■ What needs to be done: Write the full listing out again, word for word, but omit the pictures.
Source records START
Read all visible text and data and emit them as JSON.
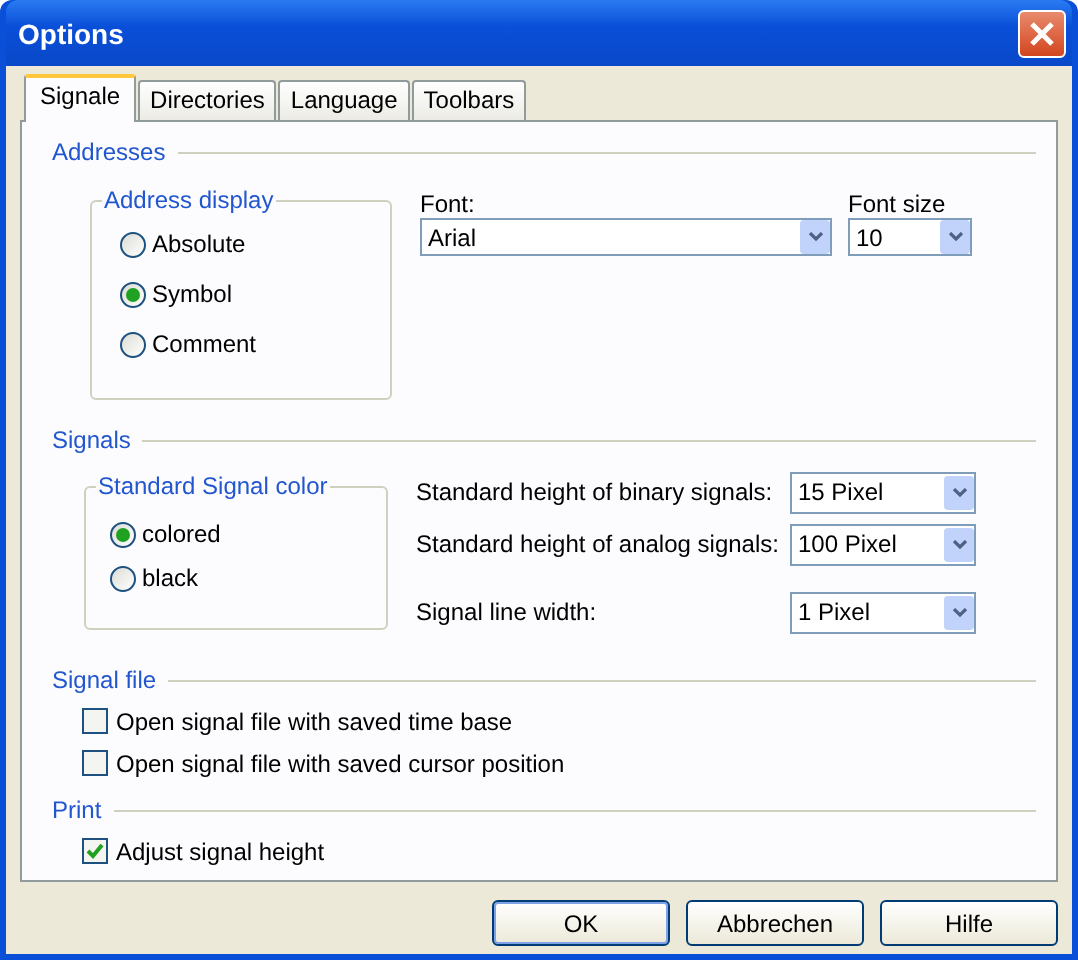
{
  "window": {
    "title": "Options"
  },
  "tabs": [
    {
      "label": "Signale",
      "selected": true
    },
    {
      "label": "Directories",
      "selected": false
    },
    {
      "label": "Language",
      "selected": false
    },
    {
      "label": "Toolbars",
      "selected": false
    }
  ],
  "addresses": {
    "heading": "Addresses",
    "address_display": {
      "legend": "Address display",
      "options": [
        {
          "label": "Absolute",
          "selected": false
        },
        {
          "label": "Symbol",
          "selected": true
        },
        {
          "label": "Comment",
          "selected": false
        }
      ]
    },
    "font": {
      "label": "Font:",
      "value": "Arial"
    },
    "font_size": {
      "label": "Font size",
      "value": "10"
    }
  },
  "signals": {
    "heading": "Signals",
    "signal_color": {
      "legend": "Standard Signal color",
      "options": [
        {
          "label": "colored",
          "selected": true
        },
        {
          "label": "black",
          "selected": false
        }
      ]
    },
    "settings": [
      {
        "label": "Standard height of binary signals:",
        "value": "15 Pixel"
      },
      {
        "label": "Standard height of analog signals:",
        "value": "100 Pixel"
      },
      {
        "label": "Signal line width:",
        "value": "1 Pixel"
      }
    ]
  },
  "signal_file": {
    "heading": "Signal file",
    "checkboxes": [
      {
        "label": "Open signal file with saved time base",
        "checked": false
      },
      {
        "label": "Open signal file with saved cursor position",
        "checked": false
      }
    ]
  },
  "print": {
    "heading": "Print",
    "checkboxes": [
      {
        "label": "Adjust signal height",
        "checked": true
      }
    ]
  },
  "buttons": [
    {
      "label": "OK",
      "default": true
    },
    {
      "label": "Abbrechen",
      "default": false
    },
    {
      "label": "Hilfe",
      "default": false
    }
  ]
}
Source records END
■ Reply to the task:
Read all visible text and data and emit them as JSON.
{
  "window": {
    "title": "Options"
  },
  "tabs": [
    {
      "label": "Signale",
      "selected": true
    },
    {
      "label": "Directories",
      "selected": false
    },
    {
      "label": "Language",
      "selected": false
    },
    {
      "label": "Toolbars",
      "selected": false
    }
  ],
  "addresses": {
    "heading": "Addresses",
    "address_display": {
      "legend": "Address display",
      "options": [
        {
          "label": "Absolute",
          "selected": false
        },
        {
          "label": "Symbol",
          "selected": true
        },
        {
          "label": "Comment",
          "selected": false
        }
      ]
    },
    "font": {
      "label": "Font:",
      "value": "Arial"
    },
    "font_size": {
      "label": "Font size",
      "value": "10"
    }
  },
  "signals": {
    "heading": "Signals",
    "signal_color": {
      "legend": "Standard Signal color",
      "options": [
        {
          "label": "colored",
          "selected": true
        },
        {
          "label": "black",
          "selected": false
        }
      ]
    },
    "settings": [
      {
        "label": "Standard height of binary signals:",
        "value": "15 Pixel"
      },
      {
        "label": "Standard height of analog signals:",
        "value": "100 Pixel"
      },
      {
        "label": "Signal line width:",
        "value": "1 Pixel"
      }
    ]
  },
  "signal_file": {
    "heading": "Signal file",
    "checkboxes": [
      {
        "label": "Open signal file with saved time base",
        "checked": false
      },
      {
        "label": "Open signal file with saved cursor position",
        "checked": false
      }
    ]
  },
  "print": {
    "heading": "Print",
    "checkboxes": [
      {
        "label": "Adjust signal height",
        "checked": true
      }
    ]
  },
  "buttons": [
    {
      "label": "OK",
      "default": true
    },
    {
      "label": "Abbrechen",
      "default": false
    },
    {
      "label": "Hilfe",
      "default": false
    }
  ]
}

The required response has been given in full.